---------- Record excerpts

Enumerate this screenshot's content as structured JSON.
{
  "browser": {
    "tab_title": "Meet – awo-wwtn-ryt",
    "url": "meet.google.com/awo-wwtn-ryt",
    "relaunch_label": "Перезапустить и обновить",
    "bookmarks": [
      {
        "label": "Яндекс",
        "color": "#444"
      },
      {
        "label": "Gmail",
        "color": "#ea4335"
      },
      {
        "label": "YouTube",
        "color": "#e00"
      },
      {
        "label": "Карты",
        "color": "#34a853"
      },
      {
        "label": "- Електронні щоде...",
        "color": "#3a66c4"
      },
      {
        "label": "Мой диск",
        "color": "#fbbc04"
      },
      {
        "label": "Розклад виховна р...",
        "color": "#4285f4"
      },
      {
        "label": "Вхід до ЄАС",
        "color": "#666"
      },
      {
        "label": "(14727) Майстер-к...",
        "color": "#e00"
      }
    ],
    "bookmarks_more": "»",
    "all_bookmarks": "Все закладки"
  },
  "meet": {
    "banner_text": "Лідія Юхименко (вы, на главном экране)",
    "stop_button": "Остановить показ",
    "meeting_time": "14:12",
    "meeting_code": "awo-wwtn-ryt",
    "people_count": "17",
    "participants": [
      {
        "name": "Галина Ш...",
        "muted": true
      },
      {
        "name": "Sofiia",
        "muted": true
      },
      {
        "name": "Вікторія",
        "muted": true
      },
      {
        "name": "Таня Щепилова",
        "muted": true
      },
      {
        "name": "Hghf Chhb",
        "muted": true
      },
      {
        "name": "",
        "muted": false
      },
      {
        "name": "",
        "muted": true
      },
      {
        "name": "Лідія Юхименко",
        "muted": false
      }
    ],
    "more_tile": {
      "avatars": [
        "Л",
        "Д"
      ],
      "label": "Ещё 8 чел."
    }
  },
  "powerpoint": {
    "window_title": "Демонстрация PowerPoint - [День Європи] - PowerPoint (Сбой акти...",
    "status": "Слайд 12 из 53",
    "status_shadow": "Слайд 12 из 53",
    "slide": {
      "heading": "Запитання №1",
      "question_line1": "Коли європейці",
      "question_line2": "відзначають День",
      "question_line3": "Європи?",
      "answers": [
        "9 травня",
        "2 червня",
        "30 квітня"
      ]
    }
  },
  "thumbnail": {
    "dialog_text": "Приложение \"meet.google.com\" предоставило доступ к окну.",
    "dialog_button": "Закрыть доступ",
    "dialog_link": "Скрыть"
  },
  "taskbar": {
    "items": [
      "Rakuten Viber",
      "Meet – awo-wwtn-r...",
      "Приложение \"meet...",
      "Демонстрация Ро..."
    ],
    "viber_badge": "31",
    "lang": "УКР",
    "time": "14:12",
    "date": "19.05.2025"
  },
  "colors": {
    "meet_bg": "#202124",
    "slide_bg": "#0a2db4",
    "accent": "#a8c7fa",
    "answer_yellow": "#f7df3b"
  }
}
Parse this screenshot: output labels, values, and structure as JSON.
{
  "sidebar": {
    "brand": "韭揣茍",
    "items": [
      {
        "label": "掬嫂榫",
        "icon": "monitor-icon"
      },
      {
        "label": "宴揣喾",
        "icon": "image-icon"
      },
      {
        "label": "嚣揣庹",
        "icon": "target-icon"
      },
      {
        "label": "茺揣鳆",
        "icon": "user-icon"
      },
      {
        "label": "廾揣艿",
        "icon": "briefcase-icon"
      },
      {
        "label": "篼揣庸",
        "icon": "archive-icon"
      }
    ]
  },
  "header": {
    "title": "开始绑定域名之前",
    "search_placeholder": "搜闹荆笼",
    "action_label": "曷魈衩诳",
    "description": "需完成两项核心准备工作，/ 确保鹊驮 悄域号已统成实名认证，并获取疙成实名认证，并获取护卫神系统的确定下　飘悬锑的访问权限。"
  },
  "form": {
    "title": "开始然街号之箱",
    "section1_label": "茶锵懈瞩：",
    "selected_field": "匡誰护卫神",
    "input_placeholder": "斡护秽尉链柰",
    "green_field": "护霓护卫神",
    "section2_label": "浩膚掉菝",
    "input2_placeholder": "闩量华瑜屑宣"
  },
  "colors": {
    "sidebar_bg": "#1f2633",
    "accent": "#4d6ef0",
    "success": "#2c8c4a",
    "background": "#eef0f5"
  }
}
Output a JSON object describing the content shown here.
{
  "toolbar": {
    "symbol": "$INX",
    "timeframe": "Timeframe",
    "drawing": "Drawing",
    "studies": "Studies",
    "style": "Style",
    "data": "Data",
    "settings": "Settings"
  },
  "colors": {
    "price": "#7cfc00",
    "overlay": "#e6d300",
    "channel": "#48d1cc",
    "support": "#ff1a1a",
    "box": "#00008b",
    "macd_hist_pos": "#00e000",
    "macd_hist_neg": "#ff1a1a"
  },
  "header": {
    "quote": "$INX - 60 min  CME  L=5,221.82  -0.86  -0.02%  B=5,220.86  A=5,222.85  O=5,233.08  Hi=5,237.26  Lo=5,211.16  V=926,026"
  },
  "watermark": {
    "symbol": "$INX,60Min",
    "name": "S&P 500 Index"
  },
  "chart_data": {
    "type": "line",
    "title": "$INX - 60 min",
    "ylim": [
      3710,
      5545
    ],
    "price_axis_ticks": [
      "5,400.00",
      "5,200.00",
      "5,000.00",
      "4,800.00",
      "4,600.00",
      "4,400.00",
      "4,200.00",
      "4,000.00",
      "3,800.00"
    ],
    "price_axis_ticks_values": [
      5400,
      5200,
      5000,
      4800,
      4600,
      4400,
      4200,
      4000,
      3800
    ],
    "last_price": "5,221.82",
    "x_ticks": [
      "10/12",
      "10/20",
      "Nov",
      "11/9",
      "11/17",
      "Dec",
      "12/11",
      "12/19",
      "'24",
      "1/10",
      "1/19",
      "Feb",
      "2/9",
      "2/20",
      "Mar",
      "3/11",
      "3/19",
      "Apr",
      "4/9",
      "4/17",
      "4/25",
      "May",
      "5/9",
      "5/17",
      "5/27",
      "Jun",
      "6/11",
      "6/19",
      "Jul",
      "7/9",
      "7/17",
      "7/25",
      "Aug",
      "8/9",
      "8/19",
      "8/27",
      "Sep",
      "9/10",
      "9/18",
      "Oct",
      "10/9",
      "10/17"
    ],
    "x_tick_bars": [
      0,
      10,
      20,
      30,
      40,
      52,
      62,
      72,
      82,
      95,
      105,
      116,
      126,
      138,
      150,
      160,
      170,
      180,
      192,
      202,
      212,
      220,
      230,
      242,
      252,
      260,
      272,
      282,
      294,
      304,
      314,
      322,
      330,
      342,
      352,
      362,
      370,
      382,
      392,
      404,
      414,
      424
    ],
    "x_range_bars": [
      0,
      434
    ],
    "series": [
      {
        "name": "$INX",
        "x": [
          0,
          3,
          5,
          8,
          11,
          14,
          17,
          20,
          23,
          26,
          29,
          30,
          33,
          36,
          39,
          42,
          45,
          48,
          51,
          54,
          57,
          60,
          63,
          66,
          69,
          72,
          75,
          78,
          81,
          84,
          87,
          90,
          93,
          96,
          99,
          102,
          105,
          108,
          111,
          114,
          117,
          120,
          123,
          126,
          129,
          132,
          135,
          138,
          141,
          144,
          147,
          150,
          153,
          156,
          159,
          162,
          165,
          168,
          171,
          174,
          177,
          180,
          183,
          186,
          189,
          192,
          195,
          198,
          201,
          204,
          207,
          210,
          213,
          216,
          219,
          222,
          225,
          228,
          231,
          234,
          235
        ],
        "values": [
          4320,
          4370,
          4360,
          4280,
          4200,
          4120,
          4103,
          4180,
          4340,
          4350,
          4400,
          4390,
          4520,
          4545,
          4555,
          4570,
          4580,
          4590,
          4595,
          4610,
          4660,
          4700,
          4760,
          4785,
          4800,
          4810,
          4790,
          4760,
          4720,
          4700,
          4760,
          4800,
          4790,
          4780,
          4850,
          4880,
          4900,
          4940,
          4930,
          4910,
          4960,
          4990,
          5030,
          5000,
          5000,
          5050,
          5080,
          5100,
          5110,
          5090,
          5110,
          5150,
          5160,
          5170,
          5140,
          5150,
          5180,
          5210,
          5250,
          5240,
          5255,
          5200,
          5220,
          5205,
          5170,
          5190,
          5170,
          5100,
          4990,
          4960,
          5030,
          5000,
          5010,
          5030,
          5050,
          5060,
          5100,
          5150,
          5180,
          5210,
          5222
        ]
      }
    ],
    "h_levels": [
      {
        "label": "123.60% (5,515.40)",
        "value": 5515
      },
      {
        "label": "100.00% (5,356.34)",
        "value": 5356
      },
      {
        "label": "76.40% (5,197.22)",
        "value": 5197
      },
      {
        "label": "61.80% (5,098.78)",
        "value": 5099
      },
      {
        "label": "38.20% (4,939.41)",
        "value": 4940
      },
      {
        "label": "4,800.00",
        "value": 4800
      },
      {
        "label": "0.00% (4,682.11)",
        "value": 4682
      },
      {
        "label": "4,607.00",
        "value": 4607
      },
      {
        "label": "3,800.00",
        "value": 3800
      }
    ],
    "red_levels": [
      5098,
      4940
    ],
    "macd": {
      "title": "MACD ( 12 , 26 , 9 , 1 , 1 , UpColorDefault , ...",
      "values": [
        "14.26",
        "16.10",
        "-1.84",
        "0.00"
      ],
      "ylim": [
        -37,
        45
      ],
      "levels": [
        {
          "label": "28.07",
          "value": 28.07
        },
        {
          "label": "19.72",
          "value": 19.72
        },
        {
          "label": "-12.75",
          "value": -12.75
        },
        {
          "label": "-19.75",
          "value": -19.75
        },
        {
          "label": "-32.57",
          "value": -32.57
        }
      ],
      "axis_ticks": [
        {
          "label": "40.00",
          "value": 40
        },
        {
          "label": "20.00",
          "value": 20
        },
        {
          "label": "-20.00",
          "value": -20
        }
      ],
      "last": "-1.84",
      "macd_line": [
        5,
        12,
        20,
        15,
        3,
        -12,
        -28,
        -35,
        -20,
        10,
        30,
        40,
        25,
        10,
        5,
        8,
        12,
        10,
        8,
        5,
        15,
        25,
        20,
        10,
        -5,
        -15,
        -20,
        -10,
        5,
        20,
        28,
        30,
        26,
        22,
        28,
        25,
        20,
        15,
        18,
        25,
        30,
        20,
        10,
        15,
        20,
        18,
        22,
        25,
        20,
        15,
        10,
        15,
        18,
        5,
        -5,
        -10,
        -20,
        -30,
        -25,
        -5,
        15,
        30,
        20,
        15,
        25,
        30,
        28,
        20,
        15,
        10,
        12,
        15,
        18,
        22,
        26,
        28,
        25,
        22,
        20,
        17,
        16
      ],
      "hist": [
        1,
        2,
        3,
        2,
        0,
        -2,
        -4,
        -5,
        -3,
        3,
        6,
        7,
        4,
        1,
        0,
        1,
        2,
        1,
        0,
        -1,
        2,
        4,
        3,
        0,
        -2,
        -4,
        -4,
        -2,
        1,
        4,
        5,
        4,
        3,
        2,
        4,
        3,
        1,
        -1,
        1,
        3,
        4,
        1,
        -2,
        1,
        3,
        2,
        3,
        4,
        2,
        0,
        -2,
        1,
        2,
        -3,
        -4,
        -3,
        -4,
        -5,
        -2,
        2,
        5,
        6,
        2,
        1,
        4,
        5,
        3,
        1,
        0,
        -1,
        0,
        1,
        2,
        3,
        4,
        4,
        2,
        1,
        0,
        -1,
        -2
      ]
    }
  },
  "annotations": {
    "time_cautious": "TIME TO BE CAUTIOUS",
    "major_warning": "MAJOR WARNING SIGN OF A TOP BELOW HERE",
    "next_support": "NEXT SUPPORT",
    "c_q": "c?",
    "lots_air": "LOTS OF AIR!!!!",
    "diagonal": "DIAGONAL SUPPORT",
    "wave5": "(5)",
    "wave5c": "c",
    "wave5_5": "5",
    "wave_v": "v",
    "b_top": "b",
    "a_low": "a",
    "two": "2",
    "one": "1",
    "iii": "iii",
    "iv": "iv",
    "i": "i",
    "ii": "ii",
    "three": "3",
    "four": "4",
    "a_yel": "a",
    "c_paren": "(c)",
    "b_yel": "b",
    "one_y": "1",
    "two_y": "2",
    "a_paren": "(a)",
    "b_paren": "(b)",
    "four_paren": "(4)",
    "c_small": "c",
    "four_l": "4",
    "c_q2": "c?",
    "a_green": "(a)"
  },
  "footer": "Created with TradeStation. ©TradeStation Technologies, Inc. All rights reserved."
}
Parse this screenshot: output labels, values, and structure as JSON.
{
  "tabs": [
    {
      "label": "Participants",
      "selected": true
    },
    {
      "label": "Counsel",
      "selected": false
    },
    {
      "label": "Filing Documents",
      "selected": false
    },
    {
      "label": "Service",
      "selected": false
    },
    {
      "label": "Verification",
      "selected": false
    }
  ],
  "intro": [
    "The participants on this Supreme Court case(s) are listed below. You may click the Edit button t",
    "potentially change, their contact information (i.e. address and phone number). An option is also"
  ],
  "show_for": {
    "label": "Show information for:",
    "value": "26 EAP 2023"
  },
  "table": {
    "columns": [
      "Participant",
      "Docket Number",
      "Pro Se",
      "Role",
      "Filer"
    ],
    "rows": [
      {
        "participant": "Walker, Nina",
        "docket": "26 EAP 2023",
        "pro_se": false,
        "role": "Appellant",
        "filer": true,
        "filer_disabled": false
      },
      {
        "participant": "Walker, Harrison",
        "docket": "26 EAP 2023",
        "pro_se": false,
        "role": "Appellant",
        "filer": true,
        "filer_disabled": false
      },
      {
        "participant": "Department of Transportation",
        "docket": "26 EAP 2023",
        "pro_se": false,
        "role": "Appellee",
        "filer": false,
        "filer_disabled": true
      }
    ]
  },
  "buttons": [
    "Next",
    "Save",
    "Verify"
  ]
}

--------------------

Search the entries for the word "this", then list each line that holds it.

### Solution below
Enumerate this screenshot's content as structured JSON.
Parse this screenshot: output labels, values, and structure as JSON.
Parse this screenshot: output labels, values, and structure as JSON.
    "The participants on this Supreme Court case(s) are listed below. You may click the Edit button t",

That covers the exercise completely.